◆ Task directions:
Leave the images out, and copy each of the records below exactly.

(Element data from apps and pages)
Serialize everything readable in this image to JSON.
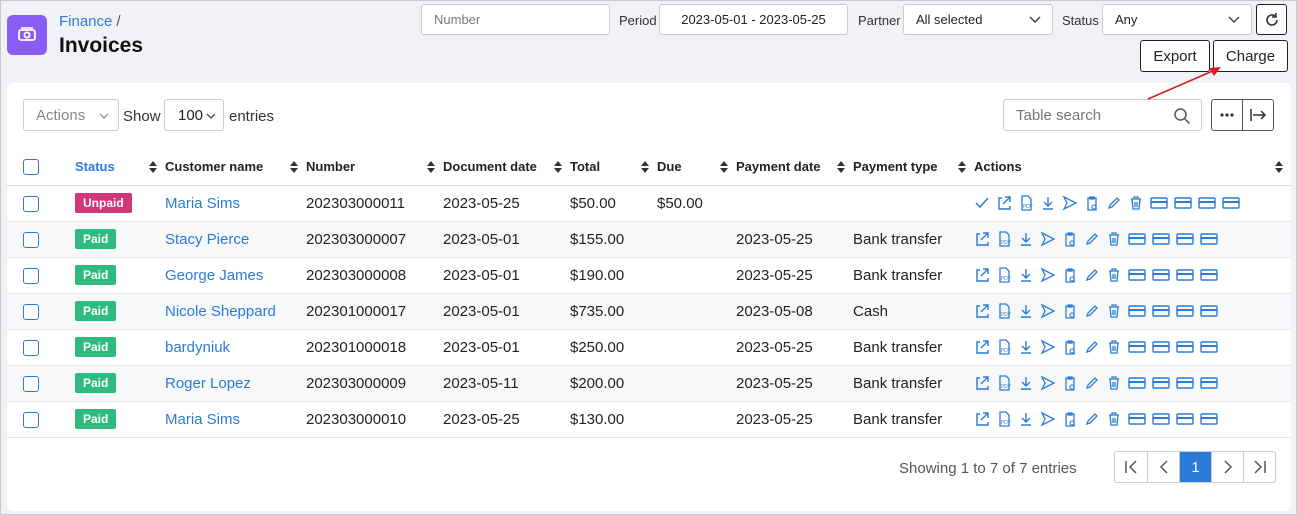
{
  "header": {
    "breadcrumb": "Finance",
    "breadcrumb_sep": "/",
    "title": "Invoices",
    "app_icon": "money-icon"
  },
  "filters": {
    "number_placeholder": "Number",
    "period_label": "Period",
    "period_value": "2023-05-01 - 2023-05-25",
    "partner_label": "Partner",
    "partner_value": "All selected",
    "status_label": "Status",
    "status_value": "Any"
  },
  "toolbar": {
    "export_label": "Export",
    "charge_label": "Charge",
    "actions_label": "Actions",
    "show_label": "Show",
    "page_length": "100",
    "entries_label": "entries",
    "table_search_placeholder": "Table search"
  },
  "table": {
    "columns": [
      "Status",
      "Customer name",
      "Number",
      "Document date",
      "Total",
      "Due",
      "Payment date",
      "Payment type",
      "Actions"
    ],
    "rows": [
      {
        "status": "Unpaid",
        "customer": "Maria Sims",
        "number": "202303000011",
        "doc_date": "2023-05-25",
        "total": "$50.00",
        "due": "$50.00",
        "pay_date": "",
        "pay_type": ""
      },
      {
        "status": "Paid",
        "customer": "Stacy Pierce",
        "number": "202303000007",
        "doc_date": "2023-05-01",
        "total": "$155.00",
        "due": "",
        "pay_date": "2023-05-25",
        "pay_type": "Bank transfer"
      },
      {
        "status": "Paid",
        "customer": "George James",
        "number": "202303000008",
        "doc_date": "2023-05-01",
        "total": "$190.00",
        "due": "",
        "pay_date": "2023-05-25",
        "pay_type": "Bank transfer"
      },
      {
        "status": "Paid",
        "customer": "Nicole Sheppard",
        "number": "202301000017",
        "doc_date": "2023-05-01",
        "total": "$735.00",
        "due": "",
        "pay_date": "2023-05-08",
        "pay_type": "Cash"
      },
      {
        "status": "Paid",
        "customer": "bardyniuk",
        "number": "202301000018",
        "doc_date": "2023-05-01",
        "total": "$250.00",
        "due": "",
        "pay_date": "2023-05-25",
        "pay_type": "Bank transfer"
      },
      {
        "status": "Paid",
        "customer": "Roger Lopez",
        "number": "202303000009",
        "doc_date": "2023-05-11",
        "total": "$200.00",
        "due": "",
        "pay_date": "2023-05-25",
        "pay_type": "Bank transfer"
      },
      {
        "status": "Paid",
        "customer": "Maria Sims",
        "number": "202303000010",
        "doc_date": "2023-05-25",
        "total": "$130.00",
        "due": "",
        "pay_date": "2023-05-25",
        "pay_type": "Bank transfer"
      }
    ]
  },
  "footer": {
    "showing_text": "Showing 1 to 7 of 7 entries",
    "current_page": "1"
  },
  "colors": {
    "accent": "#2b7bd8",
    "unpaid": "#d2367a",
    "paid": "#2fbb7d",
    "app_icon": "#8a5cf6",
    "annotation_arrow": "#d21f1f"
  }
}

◆ Written solution:
Serialize everything readable in this image to JSON.
{
  "header": {
    "breadcrumb": "Finance",
    "breadcrumb_sep": "/",
    "title": "Invoices",
    "app_icon": "money-icon"
  },
  "filters": {
    "number_placeholder": "Number",
    "period_label": "Period",
    "period_value": "2023-05-01 - 2023-05-25",
    "partner_label": "Partner",
    "partner_value": "All selected",
    "status_label": "Status",
    "status_value": "Any"
  },
  "toolbar": {
    "export_label": "Export",
    "charge_label": "Charge",
    "actions_label": "Actions",
    "show_label": "Show",
    "page_length": "100",
    "entries_label": "entries",
    "table_search_placeholder": "Table search"
  },
  "table": {
    "columns": [
      "Status",
      "Customer name",
      "Number",
      "Document date",
      "Total",
      "Due",
      "Payment date",
      "Payment type",
      "Actions"
    ],
    "rows": [
      {
        "status": "Unpaid",
        "customer": "Maria Sims",
        "number": "202303000011",
        "doc_date": "2023-05-25",
        "total": "$50.00",
        "due": "$50.00",
        "pay_date": "",
        "pay_type": ""
      },
      {
        "status": "Paid",
        "customer": "Stacy Pierce",
        "number": "202303000007",
        "doc_date": "2023-05-01",
        "total": "$155.00",
        "due": "",
        "pay_date": "2023-05-25",
        "pay_type": "Bank transfer"
      },
      {
        "status": "Paid",
        "customer": "George James",
        "number": "202303000008",
        "doc_date": "2023-05-01",
        "total": "$190.00",
        "due": "",
        "pay_date": "2023-05-25",
        "pay_type": "Bank transfer"
      },
      {
        "status": "Paid",
        "customer": "Nicole Sheppard",
        "number": "202301000017",
        "doc_date": "2023-05-01",
        "total": "$735.00",
        "due": "",
        "pay_date": "2023-05-08",
        "pay_type": "Cash"
      },
      {
        "status": "Paid",
        "customer": "bardyniuk",
        "number": "202301000018",
        "doc_date": "2023-05-01",
        "total": "$250.00",
        "due": "",
        "pay_date": "2023-05-25",
        "pay_type": "Bank transfer"
      },
      {
        "status": "Paid",
        "customer": "Roger Lopez",
        "number": "202303000009",
        "doc_date": "2023-05-11",
        "total": "$200.00",
        "due": "",
        "pay_date": "2023-05-25",
        "pay_type": "Bank transfer"
      },
      {
        "status": "Paid",
        "customer": "Maria Sims",
        "number": "202303000010",
        "doc_date": "2023-05-25",
        "total": "$130.00",
        "due": "",
        "pay_date": "2023-05-25",
        "pay_type": "Bank transfer"
      }
    ]
  },
  "footer": {
    "showing_text": "Showing 1 to 7 of 7 entries",
    "current_page": "1"
  },
  "colors": {
    "accent": "#2b7bd8",
    "unpaid": "#d2367a",
    "paid": "#2fbb7d",
    "app_icon": "#8a5cf6",
    "annotation_arrow": "#d21f1f"
  }
}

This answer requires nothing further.